There have also been examples where patients have been refused treatment, based on judgements passed by doctors or nurses on their weight, marital status and lifestyle. In 2006, when Jaymie Vaz was a college student in Mumbai, she began experiencing back-breaking periods which lasted a month or two at a time. She approached several gynaecologists for a solution and was always turned away because they insisted it was because of her weight and college stress. Later, after exercising, following a rigid diet and losing weight, she was ignored by gynaecologists again because they refused to believe she had made any effort in fixing her weight problem. It was only in 2012, in Bahrain, that she was finally taken seriously and diagnosed with PCOD which had gotten worse from lack of treatment. Another friend from Belgrade whose hand broke in an accident at home and rushed himself to the ER was refused urgent treatment and put through a series of drug tests because the doctor was convinced he’d hurt his hand in a drunken scuffle.

The list of stories is endless.

My mother used to say, ‘Tell your doctor everything’; and while that is the best way forward, there are still several hoops a patient jumps before their illness is diagnosed and a conclusion drawn. I obeyed her rule sincerely till I went to a doctor complaining of severe pain in the abdomen, who went into a long interrogation of my life and my choices before declaring it was because of my lifestyle that I was in pain and sent me on my way. She refused to examine me, not even a physical examination but was quick to offer an easy solution to my weight in the form of weight loss pills. Luckily, for me, my pain was from an injury while exercising. Small mercies.

So, I ask, why? Why does this happen? I am fully aware that doctors are burdened with massive responsibilities and have to face the repercussions of any harm that comes to the patients. What I do not understand is these tiny oversights, the small mistakes they make with their patients that could cause serious damage to the person or even death. Relying less on physical examinations and more on scans and tests from diagnostic centers, I have, at times, been asked to take multiple blood tests for the same problem because the doctor wants it done at a specific lab or via someone in-house, rather than rely on the results from another lab. This is a waste of money and time, all of which is irrelevant and let’s not forget the PAIN and bruising from needle jabs!

Most of the time, especially with patients from poorer backgrounds, the family doesn’t even know what questions to ask the doctors and just accept everything that is told to them. When my father was going through chemotherapy for throat cancer, we weren’t even told about the health precautions one has to take when the patient is back home. Everyone was eager to get the job done, but no one bothered with the details. Is it because most people self-diagnose by googling their symptoms that it is assumed we will figure out the details ourselves? Why should my marital status determine whether or not I have cysts in my uterus? These are the questions that often go unanswered because after a tragedy has occurred, it’s too exhausting to go back to the start.

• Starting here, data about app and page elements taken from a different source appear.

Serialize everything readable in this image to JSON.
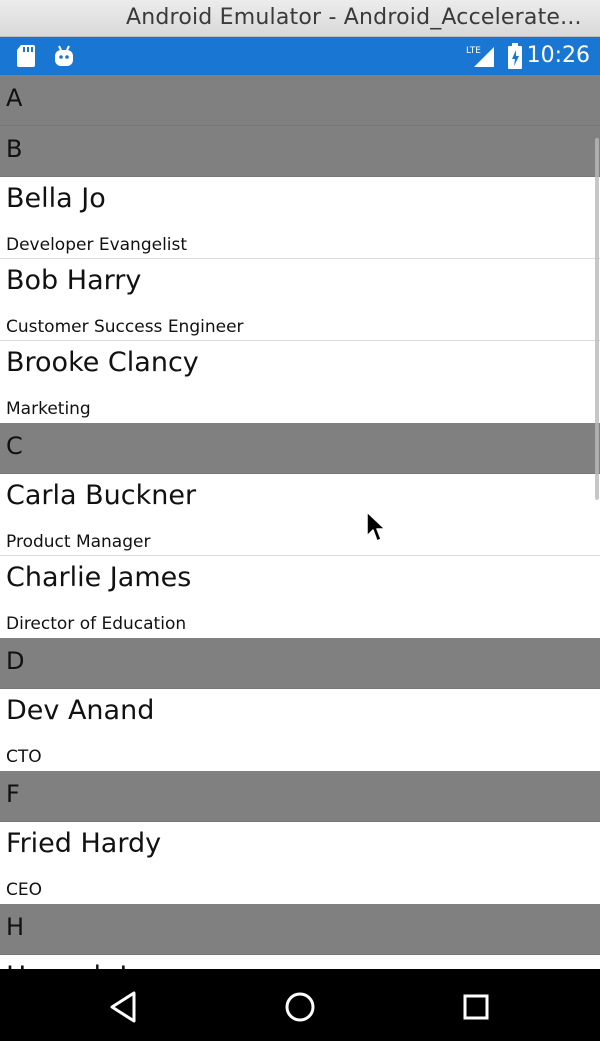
{
  "window": {
    "title": "Android Emulator - Android_Accelerate..."
  },
  "status_bar": {
    "time": "10:26",
    "network": "LTE"
  },
  "contacts": {
    "groups": [
      {
        "letter": "A",
        "items": []
      },
      {
        "letter": "B",
        "items": [
          {
            "name": "Bella Jo",
            "role": "Developer Evangelist"
          },
          {
            "name": "Bob Harry",
            "role": "Customer Success Engineer"
          },
          {
            "name": "Brooke Clancy",
            "role": "Marketing"
          }
        ]
      },
      {
        "letter": "C",
        "items": [
          {
            "name": "Carla Buckner",
            "role": "Product Manager"
          },
          {
            "name": "Charlie James",
            "role": "Director of Education"
          }
        ]
      },
      {
        "letter": "D",
        "items": [
          {
            "name": "Dev Anand",
            "role": "CTO"
          }
        ]
      },
      {
        "letter": "F",
        "items": [
          {
            "name": "Fried Hardy",
            "role": "CEO"
          }
        ]
      },
      {
        "letter": "H",
        "items": [
          {
            "name": "Hannah Icaza",
            "role": ""
          }
        ]
      }
    ]
  },
  "icons": {
    "status_left": [
      "sd-card-icon",
      "android-icon"
    ],
    "status_right": [
      "lte-signal-icon",
      "battery-icon"
    ],
    "nav": [
      "back-icon",
      "home-icon",
      "recents-icon"
    ]
  },
  "colors": {
    "status_bar": "#1976d2",
    "section_header": "#808080",
    "nav_bar": "#000000"
  }
}
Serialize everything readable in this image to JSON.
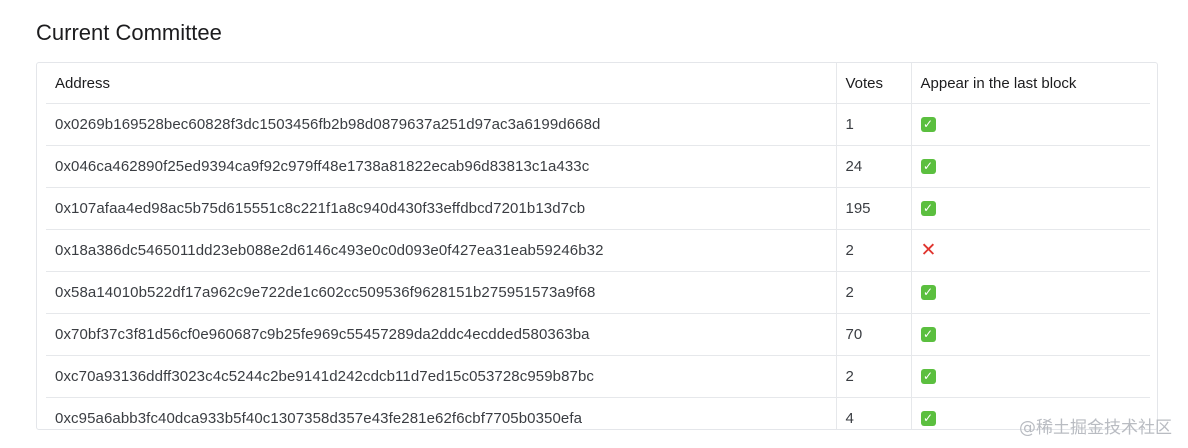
{
  "section": {
    "title": "Current Committee"
  },
  "table": {
    "columns": {
      "address": "Address",
      "votes": "Votes",
      "last_block": "Appear in the last block"
    },
    "rows": [
      {
        "address": "0x0269b169528bec60828f3dc1503456fb2b98d0879637a251d97ac3a6199d668d",
        "votes": "1",
        "in_last_block": true,
        "status_icon": "check-mark-icon"
      },
      {
        "address": "0x046ca462890f25ed9394ca9f92c979ff48e1738a81822ecab96d83813c1a433c",
        "votes": "24",
        "in_last_block": true,
        "status_icon": "check-mark-icon"
      },
      {
        "address": "0x107afaa4ed98ac5b75d615551c8c221f1a8c940d430f33effdbcd7201b13d7cb",
        "votes": "195",
        "in_last_block": true,
        "status_icon": "check-mark-icon"
      },
      {
        "address": "0x18a386dc5465011dd23eb088e2d6146c493e0c0d093e0f427ea31eab59246b32",
        "votes": "2",
        "in_last_block": false,
        "status_icon": "cross-mark-icon"
      },
      {
        "address": "0x58a14010b522df17a962c9e722de1c602cc509536f9628151b275951573a9f68",
        "votes": "2",
        "in_last_block": true,
        "status_icon": "check-mark-icon"
      },
      {
        "address": "0x70bf37c3f81d56cf0e960687c9b25fe969c55457289da2ddc4ecdded580363ba",
        "votes": "70",
        "in_last_block": true,
        "status_icon": "check-mark-icon"
      },
      {
        "address": "0xc70a93136ddff3023c4c5244c2be9141d242cdcb11d7ed15c053728c959b87bc",
        "votes": "2",
        "in_last_block": true,
        "status_icon": "check-mark-icon"
      },
      {
        "address": "0xc95a6abb3fc40dca933b5f40c1307358d357e43fe281e62f6cbf7705b0350efa",
        "votes": "4",
        "in_last_block": true,
        "status_icon": "check-mark-icon"
      }
    ]
  },
  "icons": {
    "check_glyph": "✓",
    "cross_glyph": "✕"
  },
  "colors": {
    "check_green": "#5bbf3f",
    "cross_red": "#e0352f"
  },
  "watermark": {
    "text": "@稀土掘金技术社区"
  }
}
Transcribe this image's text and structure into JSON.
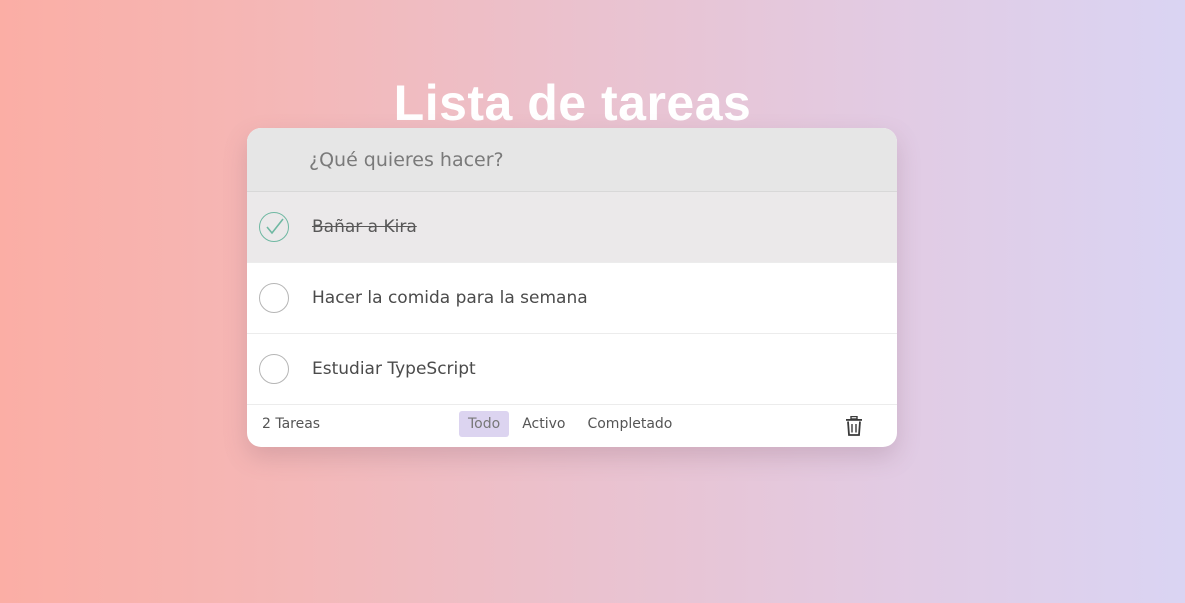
{
  "header": {
    "title": "Lista de tareas"
  },
  "new_todo": {
    "placeholder": "¿Qué quieres hacer?"
  },
  "todos": [
    {
      "label": "Bañar a Kira",
      "completed": true
    },
    {
      "label": "Hacer la comida para la semana",
      "completed": false
    },
    {
      "label": "Estudiar TypeScript",
      "completed": false
    }
  ],
  "footer": {
    "count_label": "2 Tareas",
    "filters": [
      {
        "label": "Todo",
        "selected": true
      },
      {
        "label": "Activo",
        "selected": false
      },
      {
        "label": "Completado",
        "selected": false
      }
    ],
    "clear_icon": "trash-icon"
  },
  "colors": {
    "gradient_left": "#fbaea5",
    "gradient_right": "#dad4f3",
    "check_color": "#6fb8a2",
    "selected_filter_bg": "#dcd4f0"
  }
}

And so, dear doctor, this is a plea. A plea to help us get better. A plea to tell us everything. A plea to consider our lives more worthy than you already do. A plea to factor in the details. Because, tomorrow, if you’ve overlooked something tiny and life-altering, you may administer the best treatment, but it will already be too late.

We promise to trust you. Now, please promise to respect us.

Thank you.